But not in Michoac'an. The hotly disputed election here not only tarnishes Salinas's lauded decision in Baja California. But it may throw into doubt the depth of his commitment to democracy and political modernization.
``What we have now is a selective democracy,'' says government critic Adolfo Aguilar Zinser, an occasional C'ardenas adviser. PRI leaders could not afford to lose Michoac'an to the left, he says, because they ``think the Cardenista movement is bound to radicalize the situation.''
Certainly, Salinas seems more willing to cede power to the right-wing PAN, with whom he shares an ideological affinity, than to the PRD, whose populist ideas are antagonistic to his conservative economic program.
Ever since Mr. C'ardenas gave Salinas a scare in last year's presidential election, the PRI has attempted to weaken the left. But the PRI's focus has been Michoac'an, the home of both C'ardenas and his father, former President L'azaro C'ardenas.
Last year, the younger C'ardenas won 63 percent of the vote to Salinas's 24 percent in this state. The PRI responded with the so-called Michoac'an Plan, a public-spending blitz designed to bring voters back to the fold.
Unlike the relatively clean elections of Baja California, charges of fraud permeated Michoac'an. In Apatzingan, a C'ardenas stronghold in last July's elections, the electoral commission nullified three voting booths in which the PRD led, giving the PRI a razor-thin, 300-vote victory margin.
But perhaps the most startling inconsistencies were found in District 1, which covers the northern half of this colonial city.
Just as the district electoral commission began to discuss the 24 most-contested ballot boxes, officials expelled journalists and opposition members who were observing the vote tally in disbelief. It was too late: They had already witnessed dozens of falsified voting sheets.
For instance, all parties confirmed in writing last Sunday that voting booth 6-A in Potzundareo, a village on the outskirts of Morelia, never opened. Nevertheless, the electoral commission produced voting sheets that gave the PRI an improbable victory margin over the PRD: 253 votes to zero.
In numerous other cases, digits were added in front of the PRI's total. With one stroke, for example, a total of 51 PRI votes became 151. But some alterations barely masked earlier numbers.
Outside the electoral commission offices, several hundred angry PRD supporters gathered to defend their vote. They were quickly surrounded by 40 riot police and an equal number of Army troops, who lined the streets and rooftops. PRD candidate Adolfo Mart'inez Cedeno showed results that gave him a 4,000-vote advantage over the PRI candidate.

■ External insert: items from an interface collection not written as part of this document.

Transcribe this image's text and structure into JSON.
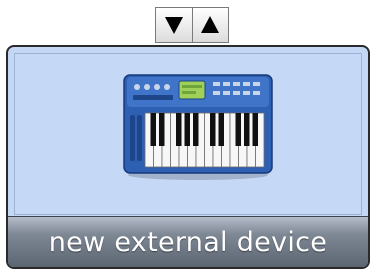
{
  "stepper": {
    "down_icon": "triangle-down-icon",
    "up_icon": "triangle-up-icon"
  },
  "device": {
    "name": "new external device",
    "icon": "midi-keyboard-icon",
    "colors": {
      "card_background": "#c5d9f7",
      "name_bar": "#7e8794",
      "keyboard_body": "#2d5fb3"
    }
  }
}
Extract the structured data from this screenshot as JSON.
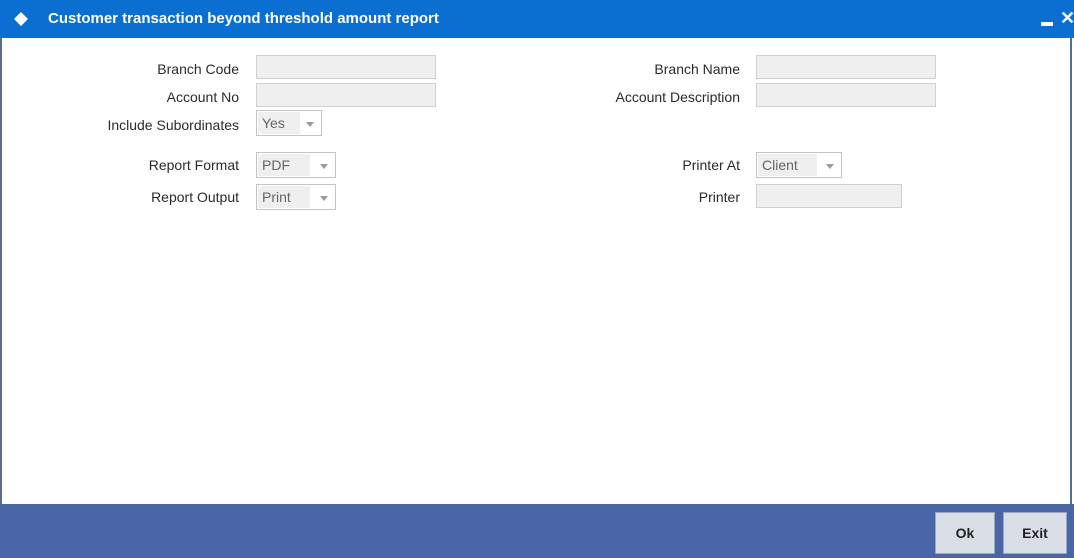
{
  "window": {
    "title": "Customer transaction beyond threshold amount report",
    "minimize_icon": "minimize-icon",
    "close_icon": "close-icon",
    "close_glyph": "✕",
    "title_color": "#0a6fd1",
    "footer_color": "#4a65a5"
  },
  "form": {
    "branch_code": {
      "label": "Branch Code",
      "value": ""
    },
    "branch_name": {
      "label": "Branch Name",
      "value": ""
    },
    "account_no": {
      "label": "Account No",
      "value": ""
    },
    "account_description": {
      "label": "Account Description",
      "value": ""
    },
    "include_subordinates": {
      "label": "Include Subordinates",
      "value": "Yes"
    },
    "report_format": {
      "label": "Report Format",
      "value": "PDF"
    },
    "report_output": {
      "label": "Report Output",
      "value": "Print"
    },
    "printer_at": {
      "label": "Printer At",
      "value": "Client"
    },
    "printer": {
      "label": "Printer",
      "value": ""
    }
  },
  "footer": {
    "ok_label": "Ok",
    "exit_label": "Exit"
  }
}
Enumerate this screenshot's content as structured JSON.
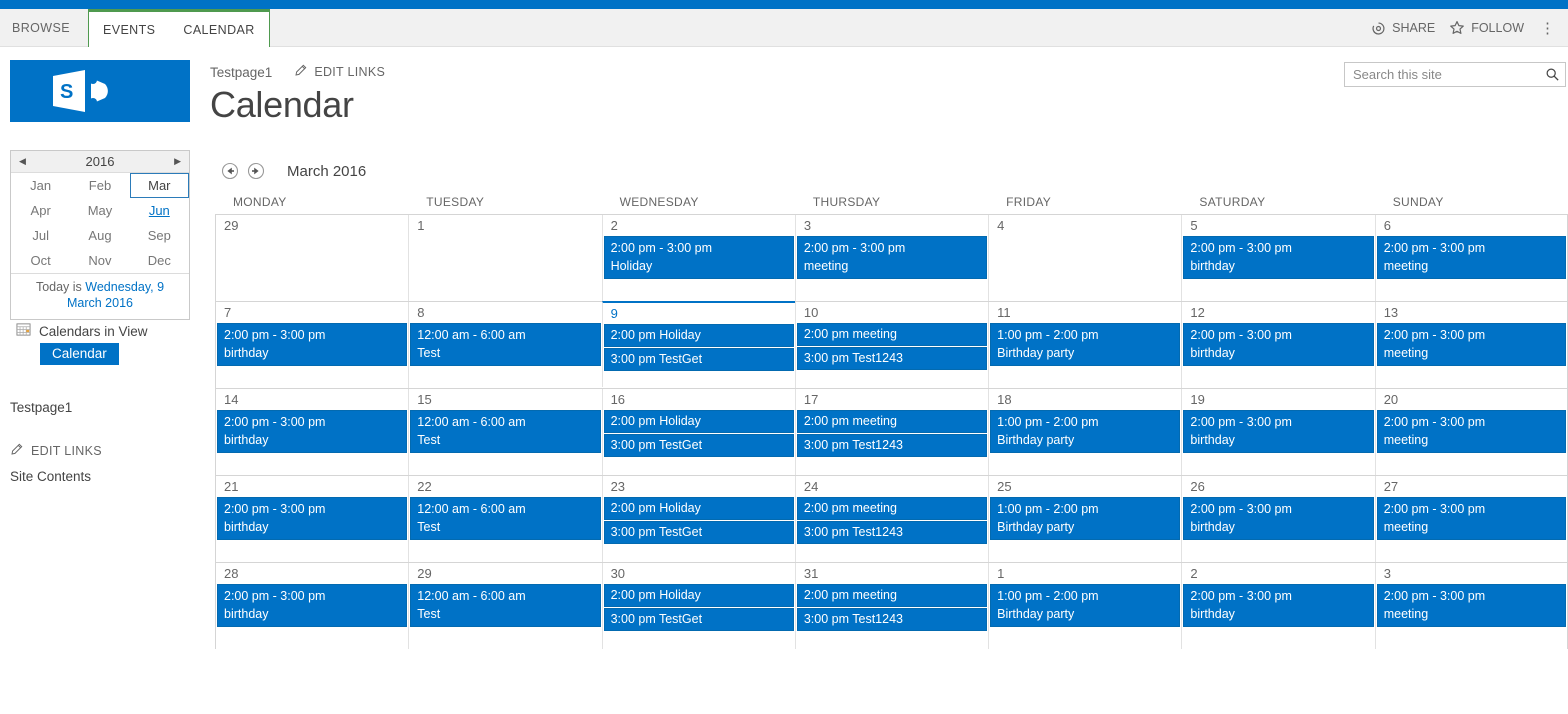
{
  "suite": {
    "bar_color": "#0072c6"
  },
  "ribbon": {
    "tabs": [
      {
        "label": "BROWSE",
        "group": false
      },
      {
        "label": "EVENTS",
        "group": true
      },
      {
        "label": "CALENDAR",
        "group": true
      }
    ],
    "share_label": "SHARE",
    "follow_label": "FOLLOW",
    "ellipsis": "⋮"
  },
  "header": {
    "breadcrumb": "Testpage1",
    "edit_links_label": "EDIT LINKS",
    "title": "Calendar",
    "logo_alt": "sharepoint-logo"
  },
  "search": {
    "placeholder": "Search this site",
    "value": ""
  },
  "minicalendar": {
    "year": "2016",
    "prev_arrow": "◀",
    "next_arrow": "▶",
    "months": [
      {
        "label": "Jan",
        "state": "normal"
      },
      {
        "label": "Feb",
        "state": "normal"
      },
      {
        "label": "Mar",
        "state": "selected"
      },
      {
        "label": "Apr",
        "state": "normal"
      },
      {
        "label": "May",
        "state": "normal"
      },
      {
        "label": "Jun",
        "state": "hover"
      },
      {
        "label": "Jul",
        "state": "normal"
      },
      {
        "label": "Aug",
        "state": "normal"
      },
      {
        "label": "Sep",
        "state": "normal"
      },
      {
        "label": "Oct",
        "state": "normal"
      },
      {
        "label": "Nov",
        "state": "normal"
      },
      {
        "label": "Dec",
        "state": "normal"
      }
    ],
    "today_prefix": "Today is ",
    "today_link": "Wednesday, 9 March 2016"
  },
  "sidebar": {
    "calendars_in_view_label": "Calendars in View",
    "calendar_chip": "Calendar",
    "quicklaunch": [
      {
        "label": "Testpage1",
        "type": "link"
      }
    ],
    "edit_links_label": "EDIT LINKS",
    "site_contents_label": "Site Contents"
  },
  "calendar": {
    "month_label": "March 2016",
    "prev_title": "previous",
    "next_title": "next",
    "day_headers": [
      "MONDAY",
      "TUESDAY",
      "WEDNESDAY",
      "THURSDAY",
      "FRIDAY",
      "SATURDAY",
      "SUNDAY"
    ],
    "accent_color": "#0072c6",
    "weeks": [
      [
        {
          "num": "29",
          "today": false,
          "events": []
        },
        {
          "num": "1",
          "today": false,
          "events": []
        },
        {
          "num": "2",
          "today": false,
          "events": [
            {
              "time": "2:00 pm - 3:00 pm",
              "title": "Holiday",
              "style": "two-line"
            }
          ]
        },
        {
          "num": "3",
          "today": false,
          "events": [
            {
              "time": "2:00 pm - 3:00 pm",
              "title": "meeting",
              "style": "two-line"
            }
          ]
        },
        {
          "num": "4",
          "today": false,
          "events": []
        },
        {
          "num": "5",
          "today": false,
          "events": [
            {
              "time": "2:00 pm - 3:00 pm",
              "title": "birthday",
              "style": "two-line"
            }
          ]
        },
        {
          "num": "6",
          "today": false,
          "events": [
            {
              "time": "2:00 pm - 3:00 pm",
              "title": "meeting",
              "style": "two-line"
            }
          ]
        }
      ],
      [
        {
          "num": "7",
          "today": false,
          "events": [
            {
              "time": "2:00 pm - 3:00 pm",
              "title": "birthday",
              "style": "two-line"
            }
          ]
        },
        {
          "num": "8",
          "today": false,
          "events": [
            {
              "time": "12:00 am - 6:00 am",
              "title": "Test",
              "style": "two-line"
            }
          ]
        },
        {
          "num": "9",
          "today": true,
          "events": [
            {
              "time": "2:00 pm",
              "title": "Holiday",
              "style": "one-line"
            },
            {
              "time": "3:00 pm",
              "title": "TestGet",
              "style": "one-line"
            }
          ]
        },
        {
          "num": "10",
          "today": false,
          "events": [
            {
              "time": "2:00 pm",
              "title": "meeting",
              "style": "one-line"
            },
            {
              "time": "3:00 pm",
              "title": "Test1243",
              "style": "one-line"
            }
          ]
        },
        {
          "num": "11",
          "today": false,
          "events": [
            {
              "time": "1:00 pm - 2:00 pm",
              "title": "Birthday party",
              "style": "two-line"
            }
          ]
        },
        {
          "num": "12",
          "today": false,
          "events": [
            {
              "time": "2:00 pm - 3:00 pm",
              "title": "birthday",
              "style": "two-line"
            }
          ]
        },
        {
          "num": "13",
          "today": false,
          "events": [
            {
              "time": "2:00 pm - 3:00 pm",
              "title": "meeting",
              "style": "two-line"
            }
          ]
        }
      ],
      [
        {
          "num": "14",
          "today": false,
          "events": [
            {
              "time": "2:00 pm - 3:00 pm",
              "title": "birthday",
              "style": "two-line"
            }
          ]
        },
        {
          "num": "15",
          "today": false,
          "events": [
            {
              "time": "12:00 am - 6:00 am",
              "title": "Test",
              "style": "two-line"
            }
          ]
        },
        {
          "num": "16",
          "today": false,
          "events": [
            {
              "time": "2:00 pm",
              "title": "Holiday",
              "style": "one-line"
            },
            {
              "time": "3:00 pm",
              "title": "TestGet",
              "style": "one-line"
            }
          ]
        },
        {
          "num": "17",
          "today": false,
          "events": [
            {
              "time": "2:00 pm",
              "title": "meeting",
              "style": "one-line"
            },
            {
              "time": "3:00 pm",
              "title": "Test1243",
              "style": "one-line"
            }
          ]
        },
        {
          "num": "18",
          "today": false,
          "events": [
            {
              "time": "1:00 pm - 2:00 pm",
              "title": "Birthday party",
              "style": "two-line"
            }
          ]
        },
        {
          "num": "19",
          "today": false,
          "events": [
            {
              "time": "2:00 pm - 3:00 pm",
              "title": "birthday",
              "style": "two-line"
            }
          ]
        },
        {
          "num": "20",
          "today": false,
          "events": [
            {
              "time": "2:00 pm - 3:00 pm",
              "title": "meeting",
              "style": "two-line"
            }
          ]
        }
      ],
      [
        {
          "num": "21",
          "today": false,
          "events": [
            {
              "time": "2:00 pm - 3:00 pm",
              "title": "birthday",
              "style": "two-line"
            }
          ]
        },
        {
          "num": "22",
          "today": false,
          "events": [
            {
              "time": "12:00 am - 6:00 am",
              "title": "Test",
              "style": "two-line"
            }
          ]
        },
        {
          "num": "23",
          "today": false,
          "events": [
            {
              "time": "2:00 pm",
              "title": "Holiday",
              "style": "one-line"
            },
            {
              "time": "3:00 pm",
              "title": "TestGet",
              "style": "one-line"
            }
          ]
        },
        {
          "num": "24",
          "today": false,
          "events": [
            {
              "time": "2:00 pm",
              "title": "meeting",
              "style": "one-line"
            },
            {
              "time": "3:00 pm",
              "title": "Test1243",
              "style": "one-line"
            }
          ]
        },
        {
          "num": "25",
          "today": false,
          "events": [
            {
              "time": "1:00 pm - 2:00 pm",
              "title": "Birthday party",
              "style": "two-line"
            }
          ]
        },
        {
          "num": "26",
          "today": false,
          "events": [
            {
              "time": "2:00 pm - 3:00 pm",
              "title": "birthday",
              "style": "two-line"
            }
          ]
        },
        {
          "num": "27",
          "today": false,
          "events": [
            {
              "time": "2:00 pm - 3:00 pm",
              "title": "meeting",
              "style": "two-line"
            }
          ]
        }
      ],
      [
        {
          "num": "28",
          "today": false,
          "events": [
            {
              "time": "2:00 pm - 3:00 pm",
              "title": "birthday",
              "style": "two-line"
            }
          ]
        },
        {
          "num": "29",
          "today": false,
          "events": [
            {
              "time": "12:00 am - 6:00 am",
              "title": "Test",
              "style": "two-line"
            }
          ]
        },
        {
          "num": "30",
          "today": false,
          "events": [
            {
              "time": "2:00 pm",
              "title": "Holiday",
              "style": "one-line"
            },
            {
              "time": "3:00 pm",
              "title": "TestGet",
              "style": "one-line"
            }
          ]
        },
        {
          "num": "31",
          "today": false,
          "events": [
            {
              "time": "2:00 pm",
              "title": "meeting",
              "style": "one-line"
            },
            {
              "time": "3:00 pm",
              "title": "Test1243",
              "style": "one-line"
            }
          ]
        },
        {
          "num": "1",
          "today": false,
          "events": [
            {
              "time": "1:00 pm - 2:00 pm",
              "title": "Birthday party",
              "style": "two-line"
            }
          ]
        },
        {
          "num": "2",
          "today": false,
          "events": [
            {
              "time": "2:00 pm - 3:00 pm",
              "title": "birthday",
              "style": "two-line"
            }
          ]
        },
        {
          "num": "3",
          "today": false,
          "events": [
            {
              "time": "2:00 pm - 3:00 pm",
              "title": "meeting",
              "style": "two-line"
            }
          ]
        }
      ]
    ]
  }
}
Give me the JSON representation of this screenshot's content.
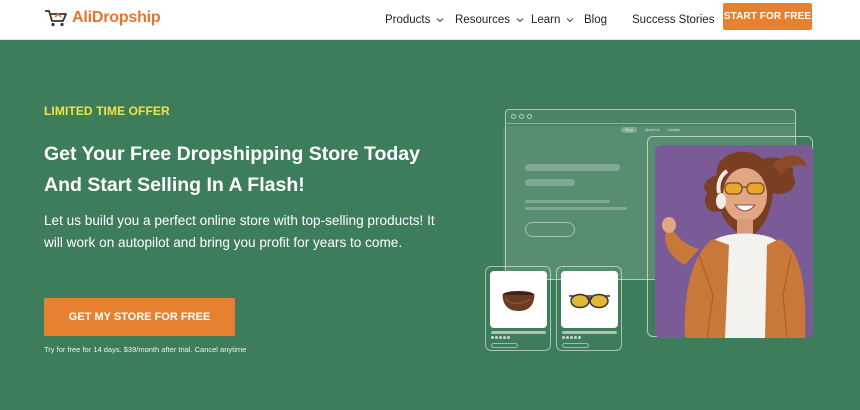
{
  "brand": {
    "name_part1": "Ali",
    "name_part2": "Dropship",
    "accent": "#e7812f"
  },
  "nav": {
    "items": [
      {
        "label": "Products",
        "has_dropdown": true
      },
      {
        "label": "Resources",
        "has_dropdown": true
      },
      {
        "label": "Learn",
        "has_dropdown": true
      },
      {
        "label": "Blog",
        "has_dropdown": false
      },
      {
        "label": "Success Stories",
        "has_dropdown": false
      }
    ],
    "cta": "START FOR FREE"
  },
  "hero": {
    "eyebrow": "LIMITED TIME OFFER",
    "title_line1": "Get Your Free Dropshipping Store Today",
    "title_line2": "And Start Selling In A Flash!",
    "description": "Let us build you a perfect online store with top-selling products! It will work on autopilot and bring you profit for years to come.",
    "cta": "GET MY STORE FOR FREE",
    "fine_print": "Try for free for 14 days. $39/month after trial. Cancel anytime",
    "background": "#3e7d5c",
    "eyebrow_color": "#f3e24b"
  },
  "illustration": {
    "mini_nav": [
      "Shop",
      "About Us",
      "Contact"
    ],
    "products": [
      "bowl-icon",
      "sunglasses-icon"
    ]
  }
}
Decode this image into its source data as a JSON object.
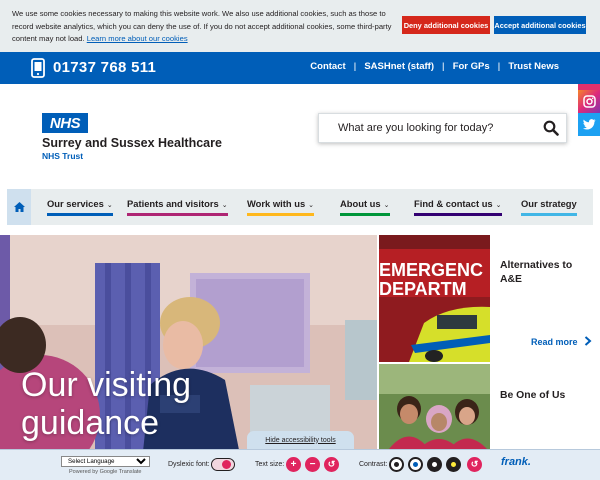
{
  "cookie_banner": {
    "text": "We use some cookies necessary to making this website work. We also use additional cookies, such as those to record website analytics, which you can deny the use of. If you do not accept additional cookies, some third-party content may not load.",
    "learn_more": "Learn more about our cookies",
    "deny_label": "Deny additional cookies",
    "accept_label": "Accept additional cookies"
  },
  "topbar": {
    "phone": "01737 768 511",
    "links": [
      "Contact",
      "SASHnet (staff)",
      "For GPs",
      "Trust News"
    ],
    "separator": "|"
  },
  "header": {
    "logo_text": "NHS",
    "org_name": "Surrey and Sussex Healthcare",
    "trust_label": "NHS Trust",
    "search_placeholder": "What are you looking for today?"
  },
  "nav": {
    "items": [
      {
        "label": "Our services",
        "color": "#005eb8"
      },
      {
        "label": "Patients and visitors",
        "color": "#ae2573"
      },
      {
        "label": "Work with us",
        "color": "#ffb81c"
      },
      {
        "label": "About us",
        "color": "#009639"
      },
      {
        "label": "Find & contact us",
        "color": "#330072"
      },
      {
        "label": "Our strategy",
        "color": "#41b6e6"
      }
    ],
    "chevron": "⌄"
  },
  "hero": {
    "title_line1": "Our visiting",
    "title_line2": "guidance"
  },
  "cards": [
    {
      "title": "Alternatives to A&E",
      "link": "Read more",
      "image_text": "EMERGENC DEPARTM"
    },
    {
      "title": "Be One of Us"
    }
  ],
  "accessibility": {
    "hide_label": "Hide accessibility tools",
    "language_select": "Select Language",
    "powered_by": "Powered by Google Translate",
    "dyslexic_label": "Dyslexic font:",
    "text_size_label": "Text size:",
    "contrast_label": "Contrast:",
    "plus": "+",
    "minus": "−",
    "reset": "↺",
    "frank_logo": "frank."
  },
  "colors": {
    "nhs_blue": "#005eb8",
    "deny_red": "#d5281b",
    "nav_bg": "#e8edee"
  }
}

But when the official results for District 1 were announced Sunday night, the PRI had emerged with a narrow victory, 16,953 to 15,244.
The PRD does not have much leverage to challenge the elections. It has no power to vote on the state electoral commission, which ratifies the results. Of five commissioners, four are from PRI and one from PAN. The PRD's last legal recourse is the electoral college, an antiquated system in which the top five vote-getters ratify their own election. None of the opposition has ever been on the college here.
Beyond that, it's not clear how vigorously the PRD will protest the elections. In a successful effort eight months ago to oust the former governor, leftist groups took over municipal buildings in 58 towns. Some pro-C'ardenas groups have even set up parallel privately funded governments.
The outcry over this election may not be so widespread, but it is potentially volatile. The PRD has announced that its supporters will take over state highways and public offices to protest the fraud.
``If the government doesn't respect the vote, we're going to continue our protest,'' says Jaime Rivera, a PRD official here. ``We're going to do it peacefully, but in a way that prevents the government from functioning.''